» Problem details: Your answer must be an exact copy of the listing.

^^^^

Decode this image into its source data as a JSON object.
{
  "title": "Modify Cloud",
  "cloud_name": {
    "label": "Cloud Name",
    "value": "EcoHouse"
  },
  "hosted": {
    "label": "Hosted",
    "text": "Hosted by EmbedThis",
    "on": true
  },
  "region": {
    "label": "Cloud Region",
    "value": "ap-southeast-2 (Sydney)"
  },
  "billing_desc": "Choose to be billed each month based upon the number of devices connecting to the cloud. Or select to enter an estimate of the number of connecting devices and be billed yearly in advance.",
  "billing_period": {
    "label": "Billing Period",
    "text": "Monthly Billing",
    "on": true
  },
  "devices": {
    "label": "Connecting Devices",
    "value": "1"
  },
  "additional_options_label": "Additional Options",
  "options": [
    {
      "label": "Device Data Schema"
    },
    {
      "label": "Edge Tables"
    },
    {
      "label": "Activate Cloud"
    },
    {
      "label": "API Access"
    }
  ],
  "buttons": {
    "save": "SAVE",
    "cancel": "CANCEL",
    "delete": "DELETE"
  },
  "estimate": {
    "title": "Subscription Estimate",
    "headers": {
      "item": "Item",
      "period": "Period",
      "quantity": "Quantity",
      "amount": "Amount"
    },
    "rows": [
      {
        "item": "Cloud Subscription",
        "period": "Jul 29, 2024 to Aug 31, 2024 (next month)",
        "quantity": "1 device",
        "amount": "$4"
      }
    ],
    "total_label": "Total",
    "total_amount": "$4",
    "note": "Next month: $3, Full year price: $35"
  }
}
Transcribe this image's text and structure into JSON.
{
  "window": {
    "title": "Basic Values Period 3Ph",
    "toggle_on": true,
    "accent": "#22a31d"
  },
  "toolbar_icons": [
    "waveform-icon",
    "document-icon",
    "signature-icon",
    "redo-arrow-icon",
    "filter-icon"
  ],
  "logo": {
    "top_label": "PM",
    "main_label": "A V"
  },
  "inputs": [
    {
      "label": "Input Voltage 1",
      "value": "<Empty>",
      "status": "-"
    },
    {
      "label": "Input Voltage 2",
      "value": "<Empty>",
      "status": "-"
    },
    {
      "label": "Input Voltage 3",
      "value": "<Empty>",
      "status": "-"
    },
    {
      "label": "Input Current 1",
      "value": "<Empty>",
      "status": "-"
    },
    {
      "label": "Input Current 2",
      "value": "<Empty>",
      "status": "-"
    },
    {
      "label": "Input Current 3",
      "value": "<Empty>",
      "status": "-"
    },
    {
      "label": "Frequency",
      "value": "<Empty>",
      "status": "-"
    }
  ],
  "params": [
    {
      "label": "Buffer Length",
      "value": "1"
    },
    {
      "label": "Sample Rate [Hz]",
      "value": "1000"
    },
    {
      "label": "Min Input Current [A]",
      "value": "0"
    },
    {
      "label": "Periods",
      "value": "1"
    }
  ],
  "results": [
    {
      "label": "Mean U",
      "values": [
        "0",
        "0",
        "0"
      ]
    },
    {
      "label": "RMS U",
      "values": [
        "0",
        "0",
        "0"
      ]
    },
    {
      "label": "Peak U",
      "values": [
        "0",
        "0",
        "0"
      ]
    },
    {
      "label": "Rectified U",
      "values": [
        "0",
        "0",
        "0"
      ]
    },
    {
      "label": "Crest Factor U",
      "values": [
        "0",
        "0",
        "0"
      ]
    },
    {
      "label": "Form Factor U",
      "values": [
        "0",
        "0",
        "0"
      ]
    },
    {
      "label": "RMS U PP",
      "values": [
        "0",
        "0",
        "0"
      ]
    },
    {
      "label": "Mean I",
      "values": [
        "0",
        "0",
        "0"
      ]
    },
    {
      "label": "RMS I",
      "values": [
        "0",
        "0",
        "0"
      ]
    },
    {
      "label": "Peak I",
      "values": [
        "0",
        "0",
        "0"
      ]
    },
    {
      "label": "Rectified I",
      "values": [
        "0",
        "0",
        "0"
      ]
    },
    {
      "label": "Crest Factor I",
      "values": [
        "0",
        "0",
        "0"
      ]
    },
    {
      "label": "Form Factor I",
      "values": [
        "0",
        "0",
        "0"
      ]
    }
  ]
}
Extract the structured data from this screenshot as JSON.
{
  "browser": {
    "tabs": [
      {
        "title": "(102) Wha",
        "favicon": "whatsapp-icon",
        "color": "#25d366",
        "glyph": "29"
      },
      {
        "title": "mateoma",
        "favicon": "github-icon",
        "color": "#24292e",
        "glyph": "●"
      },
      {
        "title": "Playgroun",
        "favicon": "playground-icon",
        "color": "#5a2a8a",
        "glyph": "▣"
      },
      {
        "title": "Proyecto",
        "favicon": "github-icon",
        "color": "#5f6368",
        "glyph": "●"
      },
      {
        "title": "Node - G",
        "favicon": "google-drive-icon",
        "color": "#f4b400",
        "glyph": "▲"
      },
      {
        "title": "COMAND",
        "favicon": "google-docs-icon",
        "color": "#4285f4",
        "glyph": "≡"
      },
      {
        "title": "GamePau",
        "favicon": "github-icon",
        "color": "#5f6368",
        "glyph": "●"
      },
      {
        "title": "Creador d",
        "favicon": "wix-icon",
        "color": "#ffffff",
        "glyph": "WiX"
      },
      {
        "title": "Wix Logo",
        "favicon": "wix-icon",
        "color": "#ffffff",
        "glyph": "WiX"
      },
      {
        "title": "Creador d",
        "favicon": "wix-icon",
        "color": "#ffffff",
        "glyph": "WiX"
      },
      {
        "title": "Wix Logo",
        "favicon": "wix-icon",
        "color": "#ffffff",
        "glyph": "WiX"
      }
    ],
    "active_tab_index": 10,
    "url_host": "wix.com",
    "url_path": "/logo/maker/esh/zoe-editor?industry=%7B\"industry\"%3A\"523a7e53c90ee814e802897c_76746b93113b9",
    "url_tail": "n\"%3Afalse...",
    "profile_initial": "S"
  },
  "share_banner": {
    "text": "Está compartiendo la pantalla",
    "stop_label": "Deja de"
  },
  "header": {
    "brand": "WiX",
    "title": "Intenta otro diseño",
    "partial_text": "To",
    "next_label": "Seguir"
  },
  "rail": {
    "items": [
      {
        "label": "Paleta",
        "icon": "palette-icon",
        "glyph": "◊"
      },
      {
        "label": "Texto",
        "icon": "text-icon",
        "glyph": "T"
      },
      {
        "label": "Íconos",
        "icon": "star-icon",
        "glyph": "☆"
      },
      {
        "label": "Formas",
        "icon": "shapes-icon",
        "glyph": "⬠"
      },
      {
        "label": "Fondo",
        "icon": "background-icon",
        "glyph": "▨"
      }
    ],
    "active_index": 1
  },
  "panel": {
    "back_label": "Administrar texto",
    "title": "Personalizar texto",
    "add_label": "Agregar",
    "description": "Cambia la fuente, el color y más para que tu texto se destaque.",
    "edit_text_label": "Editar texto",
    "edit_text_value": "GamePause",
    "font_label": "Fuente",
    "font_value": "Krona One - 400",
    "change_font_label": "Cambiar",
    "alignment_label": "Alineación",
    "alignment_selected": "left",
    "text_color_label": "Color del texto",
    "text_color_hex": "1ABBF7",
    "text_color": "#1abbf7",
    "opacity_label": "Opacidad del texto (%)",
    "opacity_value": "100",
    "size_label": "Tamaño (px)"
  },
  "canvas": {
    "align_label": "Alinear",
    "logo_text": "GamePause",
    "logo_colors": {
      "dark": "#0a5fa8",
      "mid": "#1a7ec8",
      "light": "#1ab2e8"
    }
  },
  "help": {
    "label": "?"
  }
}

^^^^

» Exercise answer:
Decode this image into its source data as a JSON object.
{
  "title": "Modify Cloud",
  "cloud_name": {
    "label": "Cloud Name",
    "value": "EcoHouse"
  },
  "hosted": {
    "label": "Hosted",
    "text": "Hosted by EmbedThis",
    "on": true
  },
  "region": {
    "label": "Cloud Region",
    "value": "ap-southeast-2 (Sydney)"
  },
  "billing_desc": "Choose to be billed each month based upon the number of devices connecting to the cloud. Or select to enter an estimate of the number of connecting devices and be billed yearly in advance.",
  "billing_period": {
    "label": "Billing Period",
    "text": "Monthly Billing",
    "on": true
  },
  "devices": {
    "label": "Connecting Devices",
    "value": "1"
  },
  "additional_options_label": "Additional Options",
  "options": [
    {
      "label": "Device Data Schema"
    },
    {
      "label": "Edge Tables"
    },
    {
      "label": "Activate Cloud"
    },
    {
      "label": "API Access"
    }
  ],
  "buttons": {
    "save": "SAVE",
    "cancel": "CANCEL",
    "delete": "DELETE"
  },
  "estimate": {
    "title": "Subscription Estimate",
    "headers": {
      "item": "Item",
      "period": "Period",
      "quantity": "Quantity",
      "amount": "Amount"
    },
    "rows": [
      {
        "item": "Cloud Subscription",
        "period": "Jul 29, 2024 to Aug 31, 2024 (next month)",
        "quantity": "1 device",
        "amount": "$4"
      }
    ],
    "total_label": "Total",
    "total_amount": "$4",
    "note": "Next month: $3, Full year price: $35"
  }
}
Transcribe this image's text and structure into JSON.
{
  "window": {
    "title": "Basic Values Period 3Ph",
    "toggle_on": true,
    "accent": "#22a31d"
  },
  "toolbar_icons": [
    "waveform-icon",
    "document-icon",
    "signature-icon",
    "redo-arrow-icon",
    "filter-icon"
  ],
  "logo": {
    "top_label": "PM",
    "main_label": "A V"
  },
  "inputs": [
    {
      "label": "Input Voltage 1",
      "value": "<Empty>",
      "status": "-"
    },
    {
      "label": "Input Voltage 2",
      "value": "<Empty>",
      "status": "-"
    },
    {
      "label": "Input Voltage 3",
      "value": "<Empty>",
      "status": "-"
    },
    {
      "label": "Input Current 1",
      "value": "<Empty>",
      "status": "-"
    },
    {
      "label": "Input Current 2",
      "value": "<Empty>",
      "status": "-"
    },
    {
      "label": "Input Current 3",
      "value": "<Empty>",
      "status": "-"
    },
    {
      "label": "Frequency",
      "value": "<Empty>",
      "status": "-"
    }
  ],
  "params": [
    {
      "label": "Buffer Length",
      "value": "1"
    },
    {
      "label": "Sample Rate [Hz]",
      "value": "1000"
    },
    {
      "label": "Min Input Current [A]",
      "value": "0"
    },
    {
      "label": "Periods",
      "value": "1"
    }
  ],
  "results": [
    {
      "label": "Mean U",
      "values": [
        "0",
        "0",
        "0"
      ]
    },
    {
      "label": "RMS U",
      "values": [
        "0",
        "0",
        "0"
      ]
    },
    {
      "label": "Peak U",
      "values": [
        "0",
        "0",
        "0"
      ]
    },
    {
      "label": "Rectified U",
      "values": [
        "0",
        "0",
        "0"
      ]
    },
    {
      "label": "Crest Factor U",
      "values": [
        "0",
        "0",
        "0"
      ]
    },
    {
      "label": "Form Factor U",
      "values": [
        "0",
        "0",
        "0"
      ]
    },
    {
      "label": "RMS U PP",
      "values": [
        "0",
        "0",
        "0"
      ]
    },
    {
      "label": "Mean I",
      "values": [
        "0",
        "0",
        "0"
      ]
    },
    {
      "label": "RMS I",
      "values": [
        "0",
        "0",
        "0"
      ]
    },
    {
      "label": "Peak I",
      "values": [
        "0",
        "0",
        "0"
      ]
    },
    {
      "label": "Rectified I",
      "values": [
        "0",
        "0",
        "0"
      ]
    },
    {
      "label": "Crest Factor I",
      "values": [
        "0",
        "0",
        "0"
      ]
    },
    {
      "label": "Form Factor I",
      "values": [
        "0",
        "0",
        "0"
      ]
    }
  ]
}
Extract the structured data from this screenshot as JSON.
{
  "browser": {
    "tabs": [
      {
        "title": "(102) Wha",
        "favicon": "whatsapp-icon",
        "color": "#25d366",
        "glyph": "29"
      },
      {
        "title": "mateoma",
        "favicon": "github-icon",
        "color": "#24292e",
        "glyph": "●"
      },
      {
        "title": "Playgroun",
        "favicon": "playground-icon",
        "color": "#5a2a8a",
        "glyph": "▣"
      },
      {
        "title": "Proyecto",
        "favicon": "github-icon",
        "color": "#5f6368",
        "glyph": "●"
      },
      {
        "title": "Node - G",
        "favicon": "google-drive-icon",
        "color": "#f4b400",
        "glyph": "▲"
      },
      {
        "title": "COMAND",
        "favicon": "google-docs-icon",
        "color": "#4285f4",
        "glyph": "≡"
      },
      {
        "title": "GamePau",
        "favicon": "github-icon",
        "color": "#5f6368",
        "glyph": "●"
      },
      {
        "title": "Creador d",
        "favicon": "wix-icon",
        "color": "#ffffff",
        "glyph": "WiX"
      },
      {
        "title": "Wix Logo",
        "favicon": "wix-icon",
        "color": "#ffffff",
        "glyph": "WiX"
      },
      {
        "title": "Creador d",
        "favicon": "wix-icon",
        "color": "#ffffff",
        "glyph": "WiX"
      },
      {
        "title": "Wix Logo",
        "favicon": "wix-icon",
        "color": "#ffffff",
        "glyph": "WiX"
      }
    ],
    "active_tab_index": 10,
    "url_host": "wix.com",
    "url_path": "/logo/maker/esh/zoe-editor?industry=%7B\"industry\"%3A\"523a7e53c90ee814e802897c_76746b93113b9",
    "url_tail": "n\"%3Afalse...",
    "profile_initial": "S"
  },
  "share_banner": {
    "text": "Está compartiendo la pantalla",
    "stop_label": "Deja de"
  },
  "header": {
    "brand": "WiX",
    "title": "Intenta otro diseño",
    "partial_text": "To",
    "next_label": "Seguir"
  },
  "rail": {
    "items": [
      {
        "label": "Paleta",
        "icon": "palette-icon",
        "glyph": "◊"
      },
      {
        "label": "Texto",
        "icon": "text-icon",
        "glyph": "T"
      },
      {
        "label": "Íconos",
        "icon": "star-icon",
        "glyph": "☆"
      },
      {
        "label": "Formas",
        "icon": "shapes-icon",
        "glyph": "⬠"
      },
      {
        "label": "Fondo",
        "icon": "background-icon",
        "glyph": "▨"
      }
    ],
    "active_index": 1
  },
  "panel": {
    "back_label": "Administrar texto",
    "title": "Personalizar texto",
    "add_label": "Agregar",
    "description": "Cambia la fuente, el color y más para que tu texto se destaque.",
    "edit_text_label": "Editar texto",
    "edit_text_value": "GamePause",
    "font_label": "Fuente",
    "font_value": "Krona One - 400",
    "change_font_label": "Cambiar",
    "alignment_label": "Alineación",
    "alignment_selected": "left",
    "text_color_label": "Color del texto",
    "text_color_hex": "1ABBF7",
    "text_color": "#1abbf7",
    "opacity_label": "Opacidad del texto (%)",
    "opacity_value": "100",
    "size_label": "Tamaño (px)"
  },
  "canvas": {
    "align_label": "Alinear",
    "logo_text": "GamePause",
    "logo_colors": {
      "dark": "#0a5fa8",
      "mid": "#1a7ec8",
      "light": "#1ab2e8"
    }
  },
  "help": {
    "label": "?"
  }
}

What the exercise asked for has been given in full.